Entries from a dataset of interfaces:
_ _ _ _ _
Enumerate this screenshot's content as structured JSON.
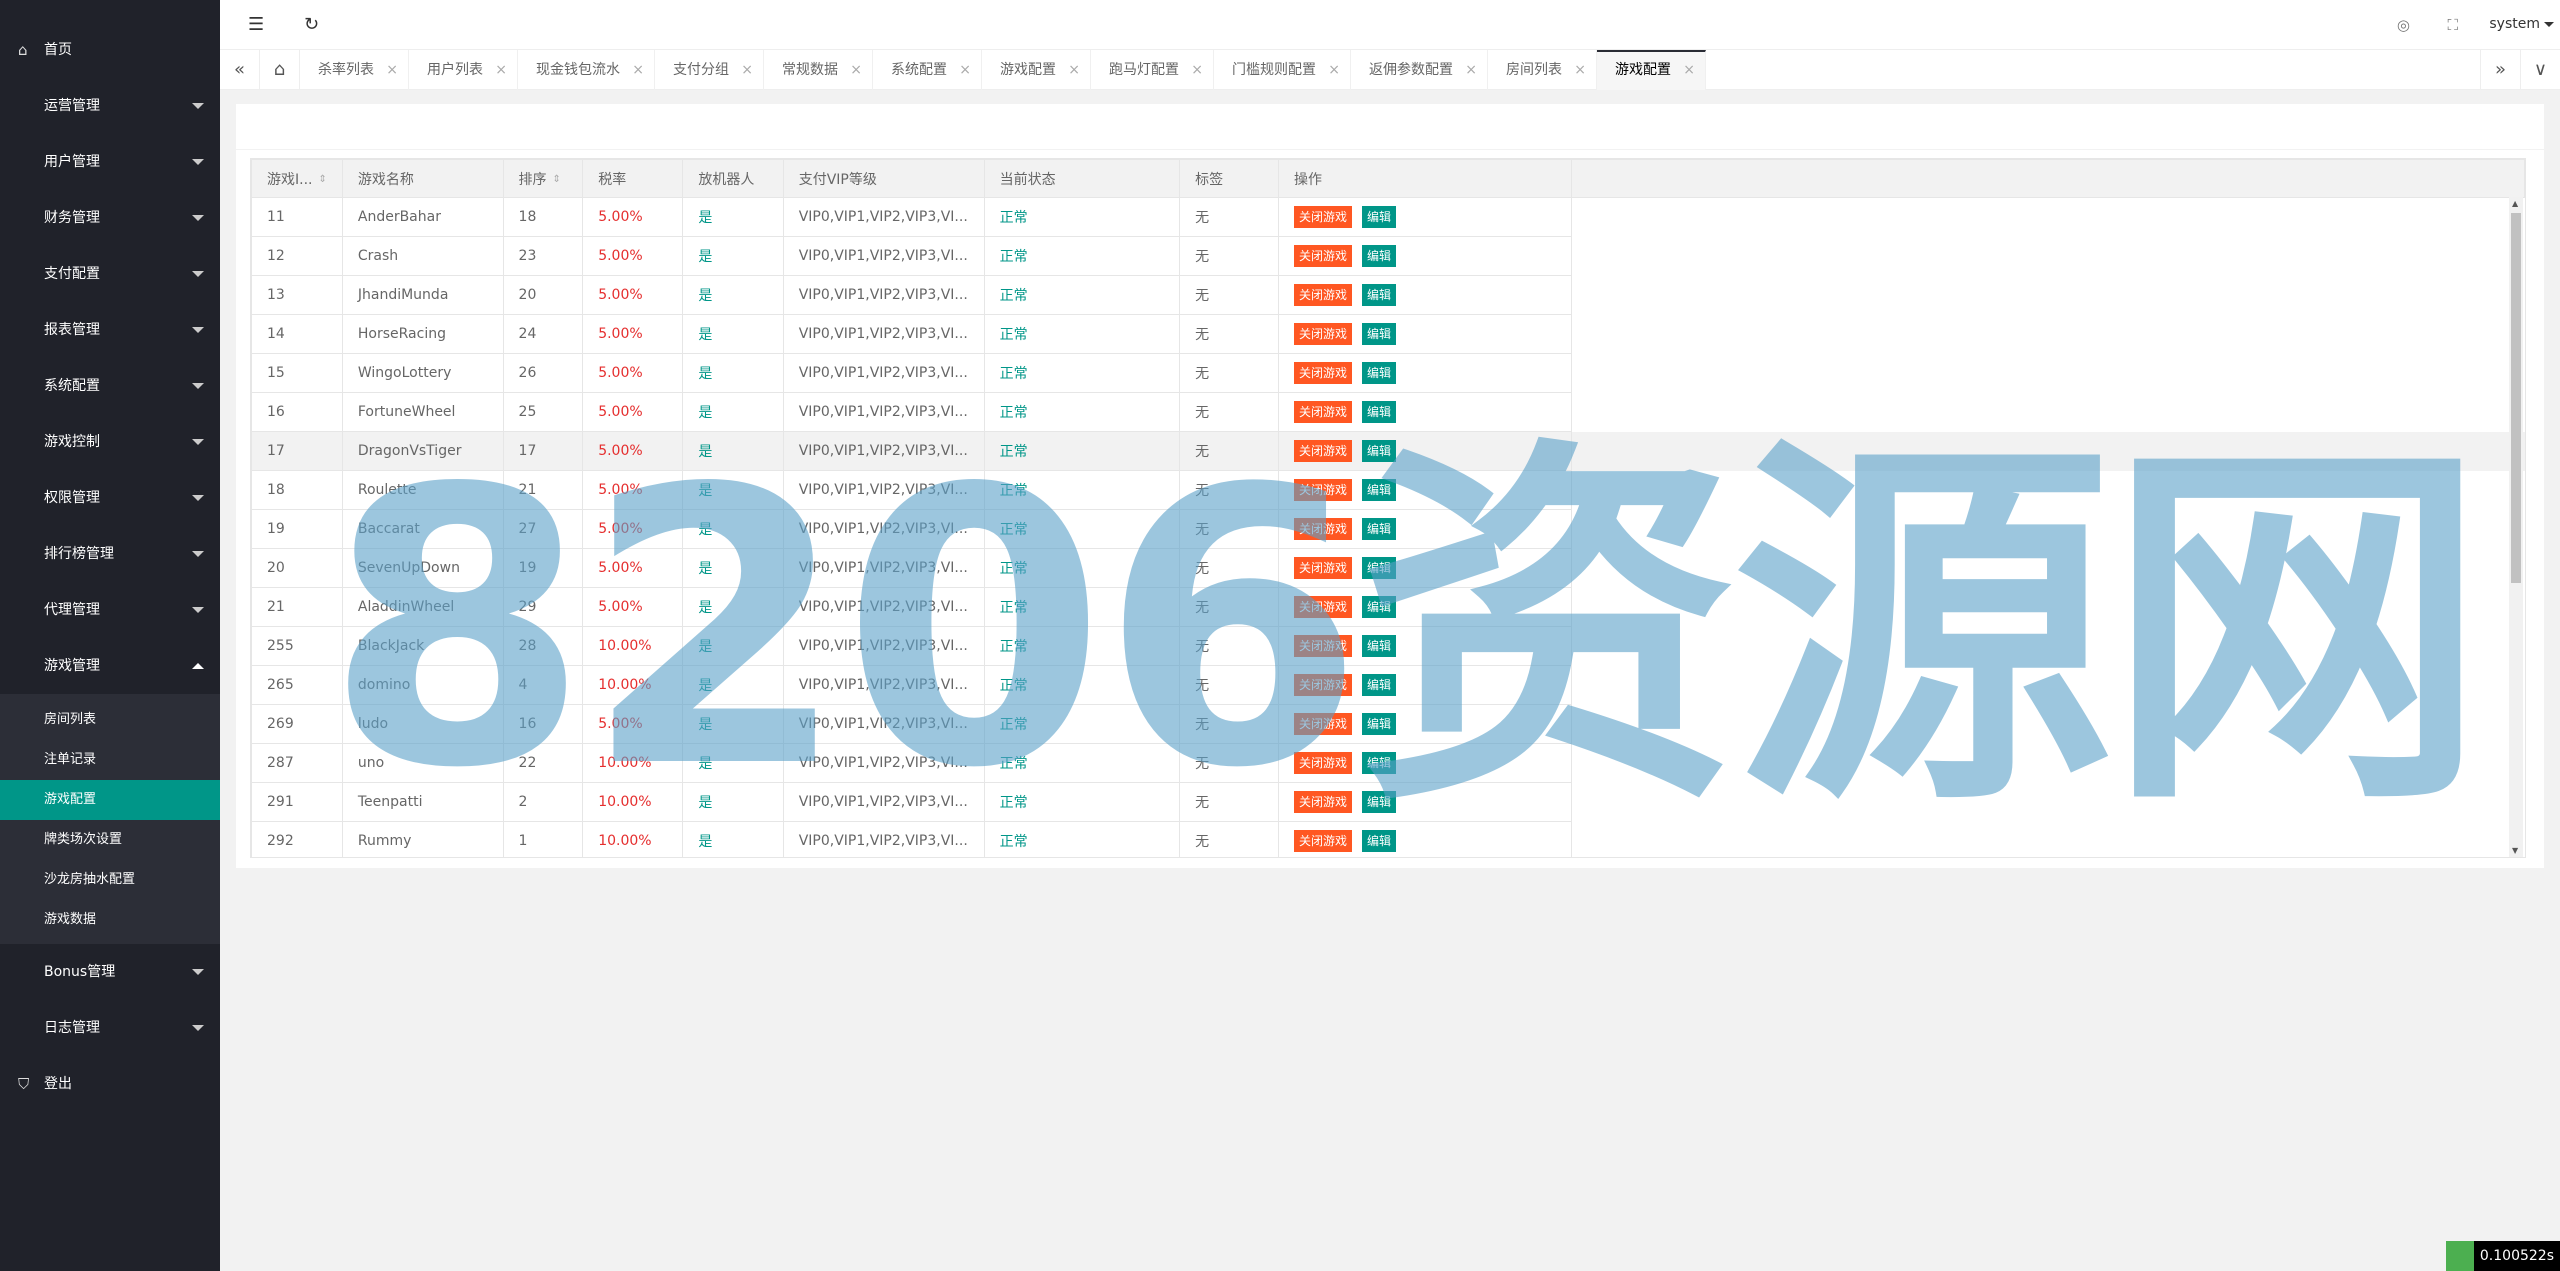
{
  "sidebar": {
    "home": "首页",
    "menus": [
      "运营管理",
      "用户管理",
      "财务管理",
      "支付配置",
      "报表管理",
      "系统配置",
      "游戏控制",
      "权限管理",
      "排行榜管理",
      "代理管理"
    ],
    "game_mgmt": "游戏管理",
    "game_sub": [
      "房间列表",
      "注单记录",
      "游戏配置",
      "牌类场次设置",
      "沙龙房抽水配置",
      "游戏数据"
    ],
    "menus_after": [
      "Bonus管理",
      "日志管理"
    ],
    "logout": "登出"
  },
  "header": {
    "menu_icon": "☰",
    "refresh_icon": "↻",
    "theme_icon": "◎",
    "fullscreen_icon": "⛶",
    "user": "system"
  },
  "tabs": {
    "prev_icon": "«",
    "home_icon": "⌂",
    "items": [
      "杀率列表",
      "用户列表",
      "现金钱包流水",
      "支付分组",
      "常规数据",
      "系统配置",
      "游戏配置",
      "跑马灯配置",
      "门槛规则配置",
      "返佣参数配置",
      "房间列表",
      "游戏配置"
    ],
    "close": "×",
    "next_icon": "»",
    "more_icon": "∨"
  },
  "table": {
    "headers": [
      "游戏I...",
      "游戏名称",
      "排序",
      "税率",
      "放机器人",
      "支付VIP等级",
      "当前状态",
      "标签",
      "操作"
    ],
    "sort_icon": "⇕",
    "close_btn": "关闭游戏",
    "edit_btn": "编辑",
    "rows": [
      {
        "id": "11",
        "name": "AnderBahar",
        "order": "18",
        "tax": "5.00%",
        "robot": "是",
        "vip": "VIP0,VIP1,VIP2,VIP3,VI...",
        "status": "正常",
        "tag": "无"
      },
      {
        "id": "12",
        "name": "Crash",
        "order": "23",
        "tax": "5.00%",
        "robot": "是",
        "vip": "VIP0,VIP1,VIP2,VIP3,VI...",
        "status": "正常",
        "tag": "无"
      },
      {
        "id": "13",
        "name": "JhandiMunda",
        "order": "20",
        "tax": "5.00%",
        "robot": "是",
        "vip": "VIP0,VIP1,VIP2,VIP3,VI...",
        "status": "正常",
        "tag": "无"
      },
      {
        "id": "14",
        "name": "HorseRacing",
        "order": "24",
        "tax": "5.00%",
        "robot": "是",
        "vip": "VIP0,VIP1,VIP2,VIP3,VI...",
        "status": "正常",
        "tag": "无"
      },
      {
        "id": "15",
        "name": "WingoLottery",
        "order": "26",
        "tax": "5.00%",
        "robot": "是",
        "vip": "VIP0,VIP1,VIP2,VIP3,VI...",
        "status": "正常",
        "tag": "无"
      },
      {
        "id": "16",
        "name": "FortuneWheel",
        "order": "25",
        "tax": "5.00%",
        "robot": "是",
        "vip": "VIP0,VIP1,VIP2,VIP3,VI...",
        "status": "正常",
        "tag": "无"
      },
      {
        "id": "17",
        "name": "DragonVsTiger",
        "order": "17",
        "tax": "5.00%",
        "robot": "是",
        "vip": "VIP0,VIP1,VIP2,VIP3,VI...",
        "status": "正常",
        "tag": "无"
      },
      {
        "id": "18",
        "name": "Roulette",
        "order": "21",
        "tax": "5.00%",
        "robot": "是",
        "vip": "VIP0,VIP1,VIP2,VIP3,VI...",
        "status": "正常",
        "tag": "无"
      },
      {
        "id": "19",
        "name": "Baccarat",
        "order": "27",
        "tax": "5.00%",
        "robot": "是",
        "vip": "VIP0,VIP1,VIP2,VIP3,VI...",
        "status": "正常",
        "tag": "无"
      },
      {
        "id": "20",
        "name": "SevenUpDown",
        "order": "19",
        "tax": "5.00%",
        "robot": "是",
        "vip": "VIP0,VIP1,VIP2,VIP3,VI...",
        "status": "正常",
        "tag": "无"
      },
      {
        "id": "21",
        "name": "AladdinWheel",
        "order": "29",
        "tax": "5.00%",
        "robot": "是",
        "vip": "VIP0,VIP1,VIP2,VIP3,VI...",
        "status": "正常",
        "tag": "无"
      },
      {
        "id": "255",
        "name": "BlackJack",
        "order": "28",
        "tax": "10.00%",
        "robot": "是",
        "vip": "VIP0,VIP1,VIP2,VIP3,VI...",
        "status": "正常",
        "tag": "无"
      },
      {
        "id": "265",
        "name": "domino",
        "order": "4",
        "tax": "10.00%",
        "robot": "是",
        "vip": "VIP0,VIP1,VIP2,VIP3,VI...",
        "status": "正常",
        "tag": "无"
      },
      {
        "id": "269",
        "name": "ludo",
        "order": "16",
        "tax": "5.00%",
        "robot": "是",
        "vip": "VIP0,VIP1,VIP2,VIP3,VI...",
        "status": "正常",
        "tag": "无"
      },
      {
        "id": "287",
        "name": "uno",
        "order": "22",
        "tax": "10.00%",
        "robot": "是",
        "vip": "VIP0,VIP1,VIP2,VIP3,VI...",
        "status": "正常",
        "tag": "无"
      },
      {
        "id": "291",
        "name": "Teenpatti",
        "order": "2",
        "tax": "10.00%",
        "robot": "是",
        "vip": "VIP0,VIP1,VIP2,VIP3,VI...",
        "status": "正常",
        "tag": "无"
      },
      {
        "id": "292",
        "name": "Rummy",
        "order": "1",
        "tax": "10.00%",
        "robot": "是",
        "vip": "VIP0,VIP1,VIP2,VIP3,VI...",
        "status": "正常",
        "tag": "无"
      }
    ]
  },
  "watermark": "8206资源网",
  "timer": "0.100522s",
  "colors": {
    "sidebar": "#20222a",
    "active": "#009688",
    "danger": "#ff5722",
    "tax": "#e52e2e"
  }
}
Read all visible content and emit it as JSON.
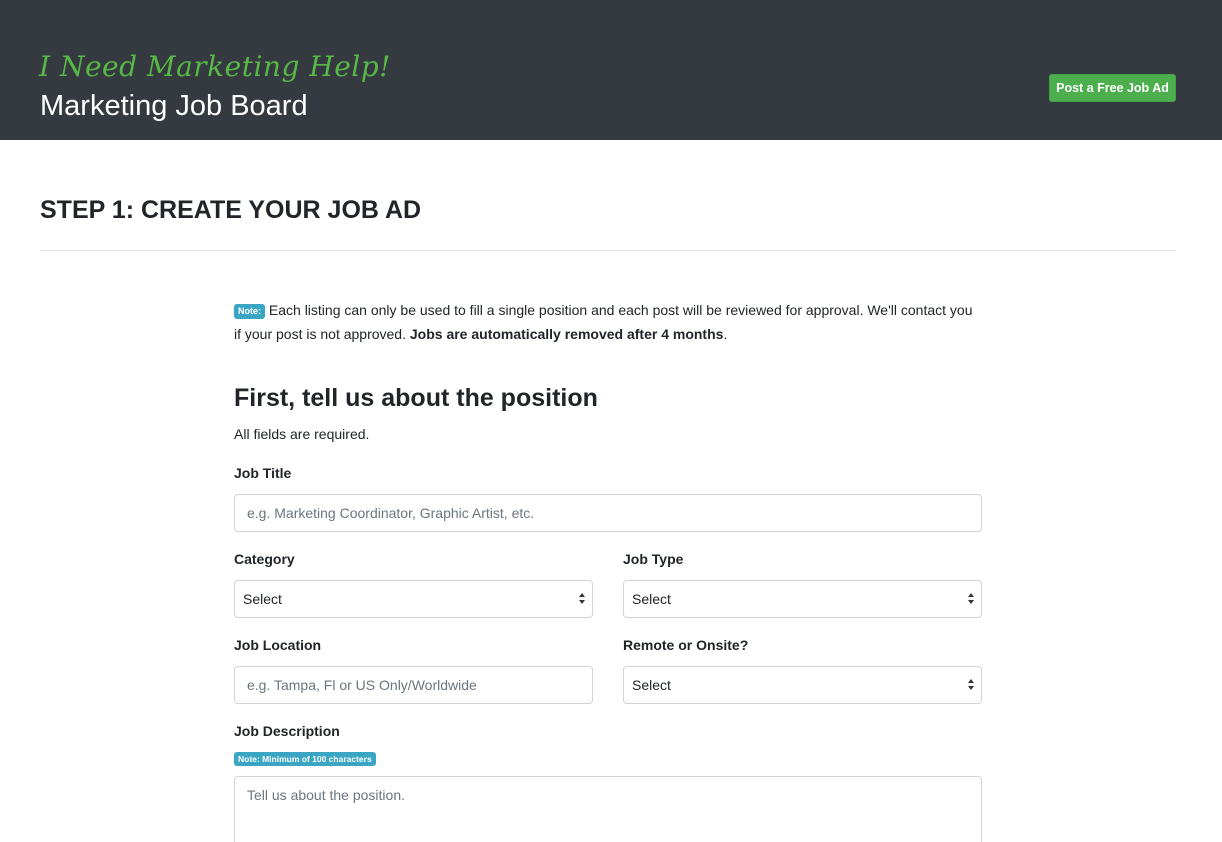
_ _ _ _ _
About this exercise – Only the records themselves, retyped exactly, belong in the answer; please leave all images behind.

Task solution –
Enumerate this screenshot's content as structured JSON.
{
  "sidebar": {
    "home": "首页",
    "menus": [
      "运营管理",
      "用户管理",
      "财务管理",
      "支付配置",
      "报表管理",
      "系统配置",
      "游戏控制",
      "权限管理",
      "排行榜管理",
      "代理管理"
    ],
    "game_mgmt": "游戏管理",
    "game_sub": [
      "房间列表",
      "注单记录",
      "游戏配置",
      "牌类场次设置",
      "沙龙房抽水配置",
      "游戏数据"
    ],
    "menus_after": [
      "Bonus管理",
      "日志管理"
    ],
    "logout": "登出"
  },
  "header": {
    "menu_icon": "☰",
    "refresh_icon": "↻",
    "theme_icon": "◎",
    "fullscreen_icon": "⛶",
    "user": "system"
  },
  "tabs": {
    "prev_icon": "«",
    "home_icon": "⌂",
    "items": [
      "杀率列表",
      "用户列表",
      "现金钱包流水",
      "支付分组",
      "常规数据",
      "系统配置",
      "游戏配置",
      "跑马灯配置",
      "门槛规则配置",
      "返佣参数配置",
      "房间列表",
      "游戏配置"
    ],
    "close": "×",
    "next_icon": "»",
    "more_icon": "∨"
  },
  "table": {
    "headers": [
      "游戏I...",
      "游戏名称",
      "排序",
      "税率",
      "放机器人",
      "支付VIP等级",
      "当前状态",
      "标签",
      "操作"
    ],
    "sort_icon": "⇕",
    "close_btn": "关闭游戏",
    "edit_btn": "编辑",
    "rows": [
      {
        "id": "11",
        "name": "AnderBahar",
        "order": "18",
        "tax": "5.00%",
        "robot": "是",
        "vip": "VIP0,VIP1,VIP2,VIP3,VI...",
        "status": "正常",
        "tag": "无"
      },
      {
        "id": "12",
        "name": "Crash",
        "order": "23",
        "tax": "5.00%",
        "robot": "是",
        "vip": "VIP0,VIP1,VIP2,VIP3,VI...",
        "status": "正常",
        "tag": "无"
      },
      {
        "id": "13",
        "name": "JhandiMunda",
        "order": "20",
        "tax": "5.00%",
        "robot": "是",
        "vip": "VIP0,VIP1,VIP2,VIP3,VI...",
        "status": "正常",
        "tag": "无"
      },
      {
        "id": "14",
        "name": "HorseRacing",
        "order": "24",
        "tax": "5.00%",
        "robot": "是",
        "vip": "VIP0,VIP1,VIP2,VIP3,VI...",
        "status": "正常",
        "tag": "无"
      },
      {
        "id": "15",
        "name": "WingoLottery",
        "order": "26",
        "tax": "5.00%",
        "robot": "是",
        "vip": "VIP0,VIP1,VIP2,VIP3,VI...",
        "status": "正常",
        "tag": "无"
      },
      {
        "id": "16",
        "name": "FortuneWheel",
        "order": "25",
        "tax": "5.00%",
        "robot": "是",
        "vip": "VIP0,VIP1,VIP2,VIP3,VI...",
        "status": "正常",
        "tag": "无"
      },
      {
        "id": "17",
        "name": "DragonVsTiger",
        "order": "17",
        "tax": "5.00%",
        "robot": "是",
        "vip": "VIP0,VIP1,VIP2,VIP3,VI...",
        "status": "正常",
        "tag": "无"
      },
      {
        "id": "18",
        "name": "Roulette",
        "order": "21",
        "tax": "5.00%",
        "robot": "是",
        "vip": "VIP0,VIP1,VIP2,VIP3,VI...",
        "status": "正常",
        "tag": "无"
      },
      {
        "id": "19",
        "name": "Baccarat",
        "order": "27",
        "tax": "5.00%",
        "robot": "是",
        "vip": "VIP0,VIP1,VIP2,VIP3,VI...",
        "status": "正常",
        "tag": "无"
      },
      {
        "id": "20",
        "name": "SevenUpDown",
        "order": "19",
        "tax": "5.00%",
        "robot": "是",
        "vip": "VIP0,VIP1,VIP2,VIP3,VI...",
        "status": "正常",
        "tag": "无"
      },
      {
        "id": "21",
        "name": "AladdinWheel",
        "order": "29",
        "tax": "5.00%",
        "robot": "是",
        "vip": "VIP0,VIP1,VIP2,VIP3,VI...",
        "status": "正常",
        "tag": "无"
      },
      {
        "id": "255",
        "name": "BlackJack",
        "order": "28",
        "tax": "10.00%",
        "robot": "是",
        "vip": "VIP0,VIP1,VIP2,VIP3,VI...",
        "status": "正常",
        "tag": "无"
      },
      {
        "id": "265",
        "name": "domino",
        "order": "4",
        "tax": "10.00%",
        "robot": "是",
        "vip": "VIP0,VIP1,VIP2,VIP3,VI...",
        "status": "正常",
        "tag": "无"
      },
      {
        "id": "269",
        "name": "ludo",
        "order": "16",
        "tax": "5.00%",
        "robot": "是",
        "vip": "VIP0,VIP1,VIP2,VIP3,VI...",
        "status": "正常",
        "tag": "无"
      },
      {
        "id": "287",
        "name": "uno",
        "order": "22",
        "tax": "10.00%",
        "robot": "是",
        "vip": "VIP0,VIP1,VIP2,VIP3,VI...",
        "status": "正常",
        "tag": "无"
      },
      {
        "id": "291",
        "name": "Teenpatti",
        "order": "2",
        "tax": "10.00%",
        "robot": "是",
        "vip": "VIP0,VIP1,VIP2,VIP3,VI...",
        "status": "正常",
        "tag": "无"
      },
      {
        "id": "292",
        "name": "Rummy",
        "order": "1",
        "tax": "10.00%",
        "robot": "是",
        "vip": "VIP0,VIP1,VIP2,VIP3,VI...",
        "status": "正常",
        "tag": "无"
      }
    ]
  },
  "watermark": "8206资源网",
  "timer": "0.100522s",
  "colors": {
    "sidebar": "#20222a",
    "active": "#009688",
    "danger": "#ff5722",
    "tax": "#e52e2e"
  }
}
Read all visible content and emit it as JSON.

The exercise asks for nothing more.